(Entries from a dataset of interfaces)
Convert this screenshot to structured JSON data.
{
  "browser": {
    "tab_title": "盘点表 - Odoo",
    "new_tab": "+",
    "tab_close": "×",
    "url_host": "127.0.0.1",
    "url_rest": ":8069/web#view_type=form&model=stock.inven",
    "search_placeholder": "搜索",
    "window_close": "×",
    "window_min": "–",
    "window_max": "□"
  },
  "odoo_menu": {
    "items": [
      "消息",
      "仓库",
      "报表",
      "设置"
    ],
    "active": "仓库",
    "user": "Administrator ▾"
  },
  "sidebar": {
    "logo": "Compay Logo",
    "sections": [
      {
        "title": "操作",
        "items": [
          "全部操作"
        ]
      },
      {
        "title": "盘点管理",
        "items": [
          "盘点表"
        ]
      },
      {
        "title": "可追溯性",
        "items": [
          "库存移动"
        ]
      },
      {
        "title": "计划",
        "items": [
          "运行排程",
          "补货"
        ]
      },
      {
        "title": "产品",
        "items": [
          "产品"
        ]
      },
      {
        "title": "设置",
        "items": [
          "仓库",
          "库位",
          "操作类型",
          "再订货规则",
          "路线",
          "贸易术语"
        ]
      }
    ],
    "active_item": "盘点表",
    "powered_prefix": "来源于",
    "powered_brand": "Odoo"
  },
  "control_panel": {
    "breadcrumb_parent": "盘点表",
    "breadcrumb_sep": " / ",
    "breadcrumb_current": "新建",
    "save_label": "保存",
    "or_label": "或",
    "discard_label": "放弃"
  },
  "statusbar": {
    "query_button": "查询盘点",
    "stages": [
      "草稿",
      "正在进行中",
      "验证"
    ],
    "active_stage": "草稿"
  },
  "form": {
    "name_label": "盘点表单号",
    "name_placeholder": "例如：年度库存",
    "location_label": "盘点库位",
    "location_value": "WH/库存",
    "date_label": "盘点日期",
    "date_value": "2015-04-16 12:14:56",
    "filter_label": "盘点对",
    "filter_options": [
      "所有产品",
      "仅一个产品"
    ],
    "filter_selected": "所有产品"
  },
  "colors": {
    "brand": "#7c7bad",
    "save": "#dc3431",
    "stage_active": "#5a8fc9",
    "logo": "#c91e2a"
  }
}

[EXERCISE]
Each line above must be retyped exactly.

[RESULT OF THIS EXERCISE]
Convert this screenshot to structured JSON data.
{
  "browser": {
    "tab_title": "盘点表 - Odoo",
    "new_tab": "+",
    "tab_close": "×",
    "url_host": "127.0.0.1",
    "url_rest": ":8069/web#view_type=form&model=stock.inven",
    "search_placeholder": "搜索",
    "window_close": "×",
    "window_min": "–",
    "window_max": "□"
  },
  "odoo_menu": {
    "items": [
      "消息",
      "仓库",
      "报表",
      "设置"
    ],
    "active": "仓库",
    "user": "Administrator ▾"
  },
  "sidebar": {
    "logo": "Compay Logo",
    "sections": [
      {
        "title": "操作",
        "items": [
          "全部操作"
        ]
      },
      {
        "title": "盘点管理",
        "items": [
          "盘点表"
        ]
      },
      {
        "title": "可追溯性",
        "items": [
          "库存移动"
        ]
      },
      {
        "title": "计划",
        "items": [
          "运行排程",
          "补货"
        ]
      },
      {
        "title": "产品",
        "items": [
          "产品"
        ]
      },
      {
        "title": "设置",
        "items": [
          "仓库",
          "库位",
          "操作类型",
          "再订货规则",
          "路线",
          "贸易术语"
        ]
      }
    ],
    "active_item": "盘点表",
    "powered_prefix": "来源于",
    "powered_brand": "Odoo"
  },
  "control_panel": {
    "breadcrumb_parent": "盘点表",
    "breadcrumb_sep": " / ",
    "breadcrumb_current": "新建",
    "save_label": "保存",
    "or_label": "或",
    "discard_label": "放弃"
  },
  "statusbar": {
    "query_button": "查询盘点",
    "stages": [
      "草稿",
      "正在进行中",
      "验证"
    ],
    "active_stage": "草稿"
  },
  "form": {
    "name_label": "盘点表单号",
    "name_placeholder": "例如：年度库存",
    "location_label": "盘点库位",
    "location_value": "WH/库存",
    "date_label": "盘点日期",
    "date_value": "2015-04-16 12:14:56",
    "filter_label": "盘点对",
    "filter_options": [
      "所有产品",
      "仅一个产品"
    ],
    "filter_selected": "所有产品"
  },
  "colors": {
    "brand": "#7c7bad",
    "save": "#dc3431",
    "stage_active": "#5a8fc9",
    "logo": "#c91e2a"
  }
}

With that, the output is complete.